Companies that place a high priority on the physical security of their data are being offered more capacity.  The Bunker, a company that claims to operate some of Europe's most secure data centres, has received planning permission to add a new data centre to their secure site in Kent.

The original nuke-proof Bunker was revealed back in October 2004, offering ultra-secure underground facilities for servers and systems, located at highly secured sites at former military bases.

Now the company is announcing that final planning permission has been granted for The Bunker 2, a new 12,000 square metre, carrier-neutral London contingency data centre on its existing military level, ISO 27001 accredited security site in Sandwich, Kent.

"We currently have two sites," explained CEO Peregrine Newton. "Our primary site is in Kent, and our secondary site is in Newbury, in a command bunker at the former USAF airbase at Greenham Common."

"At our primary site in Kent, we have 88 acres of perimeter fenced land, with the bunker somewhere in middle," he told Techworld. "The existing bunker in Kent offers 35,000 square feet net of usable space (although the bunker is bigger than that), and is located 100 feet below ground on two levels."

According to Newton, the Bunker 2 will be built on the same 88 acre site in Kent. "It will be a modular design, with six modules of 2,000 square metres each of usable server space, offering a total of 12,000 square metres."

"The modules will be either shared or dedicated, and are autonomous so that they can accommodate different specifications from different clients," Newton said. "There will also be a couple of thousand square metres of office space built in, with diverse high power voltage power supplies, generators and UPS. We are also building in high density areas for high density blade zones etc."

Newton said the site is located near to a plant operated by the pharmaceutical giant Pfizer, which is in the process of closing the site down, "giving masses of power back to the grid."

"There is a strong green element in the design," said Newton. "It is kind of like the Teletubbies hill from the children's television series, although the architects won't thank me for that. It is a low level, two story high structure, with only one story protruding above ground, with a grass roof and it makes use of free air cooling."

According to Newton, one module is designed to be built within a year, with the subsequent modules being brought online as and when required (each module should take 8 to 10 months to build).

The new facility will offer out-of-town N+1 redundancy. What this means is that the data centre will still be operational in case of London going off line. An N+1 redundancy is a system configuration in which multiple components (N) have at least one independent backup component to ensure system functionality continues in the event of a system failure.

"We consider London to be a high risk zone, due to the high level of urbanisation, shortage of power, being on a flood zone, and with the terrorist threat," said Newton. "We built the Bunker, and now the Bunker 2, to act as an alternative to London. We have network links to Europe that do not go through London, as well as having network links to London. If London went offline for whatever reason, the bunker facilities would still be operational and still be able to connect to the world wide web, thanks to our diverse routing without traversing high risk London."
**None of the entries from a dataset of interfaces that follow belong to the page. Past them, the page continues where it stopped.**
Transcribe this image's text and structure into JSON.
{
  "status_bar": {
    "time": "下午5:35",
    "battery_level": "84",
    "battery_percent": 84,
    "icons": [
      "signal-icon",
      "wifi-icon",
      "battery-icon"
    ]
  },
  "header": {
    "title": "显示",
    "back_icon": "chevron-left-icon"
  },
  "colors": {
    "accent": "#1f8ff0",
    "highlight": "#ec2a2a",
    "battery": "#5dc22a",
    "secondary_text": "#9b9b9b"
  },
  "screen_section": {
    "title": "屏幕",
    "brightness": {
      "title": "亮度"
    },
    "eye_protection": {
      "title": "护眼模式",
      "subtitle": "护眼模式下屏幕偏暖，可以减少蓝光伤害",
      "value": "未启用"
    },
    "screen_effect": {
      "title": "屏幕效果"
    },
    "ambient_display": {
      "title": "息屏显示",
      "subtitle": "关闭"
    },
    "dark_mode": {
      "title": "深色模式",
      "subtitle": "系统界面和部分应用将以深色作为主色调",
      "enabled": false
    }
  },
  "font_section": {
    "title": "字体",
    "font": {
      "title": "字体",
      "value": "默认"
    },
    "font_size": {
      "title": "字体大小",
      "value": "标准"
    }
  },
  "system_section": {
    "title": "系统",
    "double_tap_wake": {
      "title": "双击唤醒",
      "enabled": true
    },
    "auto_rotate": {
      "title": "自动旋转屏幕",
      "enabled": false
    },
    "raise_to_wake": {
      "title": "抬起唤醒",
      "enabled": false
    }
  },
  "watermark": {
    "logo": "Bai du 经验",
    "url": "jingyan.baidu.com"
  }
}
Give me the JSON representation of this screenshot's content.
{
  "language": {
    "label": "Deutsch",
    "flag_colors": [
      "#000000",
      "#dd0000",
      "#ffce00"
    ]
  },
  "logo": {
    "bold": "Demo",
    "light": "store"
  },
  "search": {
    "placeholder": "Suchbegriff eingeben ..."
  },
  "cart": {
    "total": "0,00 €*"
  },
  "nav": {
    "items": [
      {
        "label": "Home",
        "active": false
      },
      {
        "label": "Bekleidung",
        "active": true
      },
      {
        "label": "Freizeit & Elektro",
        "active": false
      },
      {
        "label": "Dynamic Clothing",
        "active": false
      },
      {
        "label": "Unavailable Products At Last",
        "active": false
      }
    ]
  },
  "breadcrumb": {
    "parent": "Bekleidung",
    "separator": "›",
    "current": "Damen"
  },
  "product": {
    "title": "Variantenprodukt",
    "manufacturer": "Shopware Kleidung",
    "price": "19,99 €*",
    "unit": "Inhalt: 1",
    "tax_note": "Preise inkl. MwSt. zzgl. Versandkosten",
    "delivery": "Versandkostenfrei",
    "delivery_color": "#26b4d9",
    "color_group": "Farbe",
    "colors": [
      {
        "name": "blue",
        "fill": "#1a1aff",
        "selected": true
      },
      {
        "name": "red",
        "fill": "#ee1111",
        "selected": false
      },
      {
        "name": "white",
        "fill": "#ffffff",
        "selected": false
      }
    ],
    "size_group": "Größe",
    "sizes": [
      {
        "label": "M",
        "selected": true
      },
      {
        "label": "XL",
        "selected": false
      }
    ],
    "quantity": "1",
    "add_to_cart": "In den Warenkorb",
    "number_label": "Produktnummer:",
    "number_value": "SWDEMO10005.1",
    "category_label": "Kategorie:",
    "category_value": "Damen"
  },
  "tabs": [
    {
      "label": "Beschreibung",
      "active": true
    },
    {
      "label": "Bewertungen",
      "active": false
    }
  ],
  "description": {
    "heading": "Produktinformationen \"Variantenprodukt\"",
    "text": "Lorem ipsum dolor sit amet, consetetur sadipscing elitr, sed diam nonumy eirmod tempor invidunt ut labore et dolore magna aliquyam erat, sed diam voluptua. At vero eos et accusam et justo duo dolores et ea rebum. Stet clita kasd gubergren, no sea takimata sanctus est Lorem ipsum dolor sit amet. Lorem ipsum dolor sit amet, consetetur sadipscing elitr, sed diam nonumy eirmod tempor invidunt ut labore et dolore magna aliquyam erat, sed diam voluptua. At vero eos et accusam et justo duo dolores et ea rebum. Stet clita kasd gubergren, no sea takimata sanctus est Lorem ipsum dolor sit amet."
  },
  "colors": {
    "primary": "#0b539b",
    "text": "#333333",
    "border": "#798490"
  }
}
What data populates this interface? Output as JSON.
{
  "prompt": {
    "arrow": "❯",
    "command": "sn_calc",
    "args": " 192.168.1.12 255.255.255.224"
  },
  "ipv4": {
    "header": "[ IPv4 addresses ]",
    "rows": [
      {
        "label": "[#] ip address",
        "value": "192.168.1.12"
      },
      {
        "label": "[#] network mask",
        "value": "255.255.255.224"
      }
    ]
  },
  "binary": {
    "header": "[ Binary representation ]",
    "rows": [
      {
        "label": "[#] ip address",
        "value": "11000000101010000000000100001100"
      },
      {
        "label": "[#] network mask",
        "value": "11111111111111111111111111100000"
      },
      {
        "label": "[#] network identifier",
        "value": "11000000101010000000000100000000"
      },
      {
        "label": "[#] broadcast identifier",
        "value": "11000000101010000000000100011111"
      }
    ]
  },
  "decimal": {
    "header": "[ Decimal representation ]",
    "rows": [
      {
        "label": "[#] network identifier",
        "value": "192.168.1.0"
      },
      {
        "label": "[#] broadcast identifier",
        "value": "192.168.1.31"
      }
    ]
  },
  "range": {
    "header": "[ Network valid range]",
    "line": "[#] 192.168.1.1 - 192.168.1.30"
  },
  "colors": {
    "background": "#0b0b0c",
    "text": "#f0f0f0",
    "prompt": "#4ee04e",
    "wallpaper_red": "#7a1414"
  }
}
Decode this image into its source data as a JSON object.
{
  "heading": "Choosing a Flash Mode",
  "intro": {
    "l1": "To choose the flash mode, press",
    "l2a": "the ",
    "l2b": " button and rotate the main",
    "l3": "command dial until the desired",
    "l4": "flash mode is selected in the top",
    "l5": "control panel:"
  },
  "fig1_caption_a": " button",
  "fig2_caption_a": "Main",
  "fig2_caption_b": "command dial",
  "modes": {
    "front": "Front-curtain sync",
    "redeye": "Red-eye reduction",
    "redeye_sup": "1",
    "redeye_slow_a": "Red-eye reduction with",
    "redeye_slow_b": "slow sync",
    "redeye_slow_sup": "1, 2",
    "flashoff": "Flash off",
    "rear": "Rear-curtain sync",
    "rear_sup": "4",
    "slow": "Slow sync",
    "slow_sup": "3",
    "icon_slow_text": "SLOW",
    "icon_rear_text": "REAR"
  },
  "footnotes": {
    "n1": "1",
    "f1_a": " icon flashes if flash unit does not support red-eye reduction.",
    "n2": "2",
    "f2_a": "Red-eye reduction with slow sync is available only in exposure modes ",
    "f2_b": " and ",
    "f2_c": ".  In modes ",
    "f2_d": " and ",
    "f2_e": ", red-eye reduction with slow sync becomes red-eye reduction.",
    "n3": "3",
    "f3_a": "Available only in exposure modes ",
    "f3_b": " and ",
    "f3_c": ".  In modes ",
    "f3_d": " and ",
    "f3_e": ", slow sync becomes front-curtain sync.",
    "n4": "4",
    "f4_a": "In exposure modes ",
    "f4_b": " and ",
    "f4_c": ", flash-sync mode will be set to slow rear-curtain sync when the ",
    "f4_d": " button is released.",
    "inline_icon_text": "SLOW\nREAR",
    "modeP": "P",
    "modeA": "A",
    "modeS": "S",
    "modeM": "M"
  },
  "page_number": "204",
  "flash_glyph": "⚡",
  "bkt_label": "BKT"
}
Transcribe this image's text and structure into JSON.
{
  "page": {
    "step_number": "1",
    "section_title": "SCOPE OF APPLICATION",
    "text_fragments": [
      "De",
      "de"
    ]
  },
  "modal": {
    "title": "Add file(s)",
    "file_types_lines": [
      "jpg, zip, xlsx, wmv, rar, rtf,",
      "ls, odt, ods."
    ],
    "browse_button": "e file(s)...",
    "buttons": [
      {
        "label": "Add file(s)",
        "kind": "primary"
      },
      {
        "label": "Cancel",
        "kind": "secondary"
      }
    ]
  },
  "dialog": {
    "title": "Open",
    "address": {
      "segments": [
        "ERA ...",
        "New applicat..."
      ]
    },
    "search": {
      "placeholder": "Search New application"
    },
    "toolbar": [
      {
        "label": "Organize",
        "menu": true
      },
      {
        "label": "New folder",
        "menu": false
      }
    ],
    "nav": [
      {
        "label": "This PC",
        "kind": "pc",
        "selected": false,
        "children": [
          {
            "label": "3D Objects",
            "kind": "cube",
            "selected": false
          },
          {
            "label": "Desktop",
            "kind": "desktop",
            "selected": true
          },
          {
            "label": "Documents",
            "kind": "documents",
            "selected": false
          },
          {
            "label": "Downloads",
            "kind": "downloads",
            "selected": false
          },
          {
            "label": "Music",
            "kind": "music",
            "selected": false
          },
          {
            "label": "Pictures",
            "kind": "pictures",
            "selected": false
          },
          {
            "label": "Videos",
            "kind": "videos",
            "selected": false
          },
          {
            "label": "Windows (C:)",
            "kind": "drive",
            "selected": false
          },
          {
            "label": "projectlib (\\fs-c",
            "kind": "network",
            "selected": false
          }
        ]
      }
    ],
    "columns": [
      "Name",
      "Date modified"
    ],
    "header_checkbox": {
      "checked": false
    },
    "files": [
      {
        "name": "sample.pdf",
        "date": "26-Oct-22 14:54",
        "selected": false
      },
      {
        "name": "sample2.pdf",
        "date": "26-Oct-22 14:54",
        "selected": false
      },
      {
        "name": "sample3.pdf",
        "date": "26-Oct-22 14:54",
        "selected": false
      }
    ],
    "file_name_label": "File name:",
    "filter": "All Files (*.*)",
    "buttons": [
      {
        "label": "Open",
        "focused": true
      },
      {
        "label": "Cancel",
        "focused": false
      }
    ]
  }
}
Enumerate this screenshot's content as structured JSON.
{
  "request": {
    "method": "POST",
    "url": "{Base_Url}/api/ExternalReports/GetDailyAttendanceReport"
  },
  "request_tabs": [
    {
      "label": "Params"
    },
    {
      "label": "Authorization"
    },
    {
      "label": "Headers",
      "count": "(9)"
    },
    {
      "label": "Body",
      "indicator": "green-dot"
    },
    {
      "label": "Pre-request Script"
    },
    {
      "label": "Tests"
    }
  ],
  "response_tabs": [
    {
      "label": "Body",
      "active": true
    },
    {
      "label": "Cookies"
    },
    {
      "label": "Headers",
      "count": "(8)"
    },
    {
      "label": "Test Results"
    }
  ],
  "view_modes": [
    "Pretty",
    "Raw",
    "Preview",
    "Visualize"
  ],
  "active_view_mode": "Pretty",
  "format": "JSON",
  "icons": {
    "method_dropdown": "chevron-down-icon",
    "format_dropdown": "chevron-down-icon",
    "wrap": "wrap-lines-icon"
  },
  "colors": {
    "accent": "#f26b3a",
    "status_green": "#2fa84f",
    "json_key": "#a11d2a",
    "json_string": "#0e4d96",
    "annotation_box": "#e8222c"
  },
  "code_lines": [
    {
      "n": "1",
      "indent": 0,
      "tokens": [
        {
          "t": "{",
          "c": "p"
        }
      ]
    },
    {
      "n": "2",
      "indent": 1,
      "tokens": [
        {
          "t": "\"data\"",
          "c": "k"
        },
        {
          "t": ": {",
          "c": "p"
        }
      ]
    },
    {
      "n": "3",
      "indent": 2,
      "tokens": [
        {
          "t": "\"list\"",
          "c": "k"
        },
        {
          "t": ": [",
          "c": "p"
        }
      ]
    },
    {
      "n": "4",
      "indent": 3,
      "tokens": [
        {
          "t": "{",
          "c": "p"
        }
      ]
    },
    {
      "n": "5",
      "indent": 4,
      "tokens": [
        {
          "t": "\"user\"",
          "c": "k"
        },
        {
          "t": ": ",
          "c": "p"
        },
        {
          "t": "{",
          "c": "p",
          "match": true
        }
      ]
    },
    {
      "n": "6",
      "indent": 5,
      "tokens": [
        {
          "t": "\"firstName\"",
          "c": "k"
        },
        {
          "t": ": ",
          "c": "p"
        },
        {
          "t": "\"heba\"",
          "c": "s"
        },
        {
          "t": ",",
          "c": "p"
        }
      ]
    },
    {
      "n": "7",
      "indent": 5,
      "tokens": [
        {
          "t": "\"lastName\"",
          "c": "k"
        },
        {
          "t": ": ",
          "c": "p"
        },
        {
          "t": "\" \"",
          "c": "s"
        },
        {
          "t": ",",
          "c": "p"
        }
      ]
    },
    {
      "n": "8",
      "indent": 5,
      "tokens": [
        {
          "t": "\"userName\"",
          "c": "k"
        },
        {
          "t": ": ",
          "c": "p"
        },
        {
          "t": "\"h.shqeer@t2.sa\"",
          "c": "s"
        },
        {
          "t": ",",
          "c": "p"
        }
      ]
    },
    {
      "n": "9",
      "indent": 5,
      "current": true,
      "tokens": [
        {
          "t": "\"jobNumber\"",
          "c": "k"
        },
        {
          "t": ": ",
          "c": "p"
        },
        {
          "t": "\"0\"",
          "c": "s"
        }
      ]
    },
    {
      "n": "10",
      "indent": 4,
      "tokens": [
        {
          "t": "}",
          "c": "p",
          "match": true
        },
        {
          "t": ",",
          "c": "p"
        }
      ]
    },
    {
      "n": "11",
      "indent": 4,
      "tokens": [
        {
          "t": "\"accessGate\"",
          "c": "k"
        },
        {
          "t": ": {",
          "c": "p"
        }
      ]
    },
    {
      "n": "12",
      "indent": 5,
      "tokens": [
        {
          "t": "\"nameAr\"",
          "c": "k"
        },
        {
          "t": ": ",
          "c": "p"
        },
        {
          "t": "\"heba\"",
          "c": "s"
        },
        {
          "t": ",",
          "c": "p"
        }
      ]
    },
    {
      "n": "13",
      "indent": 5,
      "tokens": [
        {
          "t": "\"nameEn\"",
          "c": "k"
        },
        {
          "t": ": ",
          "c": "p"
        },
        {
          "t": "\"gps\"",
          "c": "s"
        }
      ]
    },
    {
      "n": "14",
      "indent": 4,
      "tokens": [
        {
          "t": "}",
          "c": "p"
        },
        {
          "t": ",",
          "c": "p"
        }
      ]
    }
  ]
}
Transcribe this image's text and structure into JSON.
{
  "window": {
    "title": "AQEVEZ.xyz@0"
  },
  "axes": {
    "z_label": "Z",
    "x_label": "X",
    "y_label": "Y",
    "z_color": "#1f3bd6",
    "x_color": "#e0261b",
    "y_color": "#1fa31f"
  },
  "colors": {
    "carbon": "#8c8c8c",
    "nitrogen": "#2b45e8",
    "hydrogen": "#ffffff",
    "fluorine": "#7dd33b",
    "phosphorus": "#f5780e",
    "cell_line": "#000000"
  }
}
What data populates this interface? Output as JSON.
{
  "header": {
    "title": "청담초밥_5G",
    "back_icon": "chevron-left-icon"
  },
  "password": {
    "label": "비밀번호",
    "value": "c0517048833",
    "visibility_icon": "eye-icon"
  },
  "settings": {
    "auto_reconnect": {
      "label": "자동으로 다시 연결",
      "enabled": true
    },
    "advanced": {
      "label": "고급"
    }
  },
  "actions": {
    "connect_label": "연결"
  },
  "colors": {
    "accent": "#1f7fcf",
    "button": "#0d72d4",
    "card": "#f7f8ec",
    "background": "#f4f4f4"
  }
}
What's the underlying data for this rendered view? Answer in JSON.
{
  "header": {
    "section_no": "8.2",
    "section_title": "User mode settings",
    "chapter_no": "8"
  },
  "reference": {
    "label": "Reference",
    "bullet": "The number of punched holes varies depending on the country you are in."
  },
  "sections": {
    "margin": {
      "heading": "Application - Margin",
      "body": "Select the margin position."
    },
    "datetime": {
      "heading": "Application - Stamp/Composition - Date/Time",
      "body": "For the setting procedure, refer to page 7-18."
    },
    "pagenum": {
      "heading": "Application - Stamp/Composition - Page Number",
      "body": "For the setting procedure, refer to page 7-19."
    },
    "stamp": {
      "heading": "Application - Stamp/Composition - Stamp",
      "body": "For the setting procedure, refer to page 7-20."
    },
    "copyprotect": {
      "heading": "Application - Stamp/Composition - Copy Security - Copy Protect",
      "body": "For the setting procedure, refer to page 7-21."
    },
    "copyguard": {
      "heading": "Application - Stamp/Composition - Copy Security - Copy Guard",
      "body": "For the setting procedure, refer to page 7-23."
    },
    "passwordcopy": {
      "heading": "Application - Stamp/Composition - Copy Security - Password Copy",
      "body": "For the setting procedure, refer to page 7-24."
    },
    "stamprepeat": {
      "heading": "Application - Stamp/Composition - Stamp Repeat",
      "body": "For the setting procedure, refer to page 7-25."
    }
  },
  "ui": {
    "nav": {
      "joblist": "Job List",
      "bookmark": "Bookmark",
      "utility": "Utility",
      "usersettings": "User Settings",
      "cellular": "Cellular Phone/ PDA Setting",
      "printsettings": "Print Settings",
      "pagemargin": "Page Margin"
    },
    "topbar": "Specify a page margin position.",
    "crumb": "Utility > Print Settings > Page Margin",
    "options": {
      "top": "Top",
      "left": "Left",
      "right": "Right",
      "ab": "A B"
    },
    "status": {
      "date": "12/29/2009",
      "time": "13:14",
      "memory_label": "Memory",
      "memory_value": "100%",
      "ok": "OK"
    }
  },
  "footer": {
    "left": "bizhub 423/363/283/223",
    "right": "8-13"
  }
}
The Bunker currently has 140 clients, half of which are made up of financial services companies and those that supply services or technology to the financial services sector. The remaining clients are those who value security.

Newton says that the Bunker is also currently study the feasibility of using tri-generation for the site. "We have gas turbines on site as the military total over spec everything," he said. "Those turbines can produce electricity, and therefore produce heat. That heat can be turned (via chillers) into cooling, in order to cool the data centre."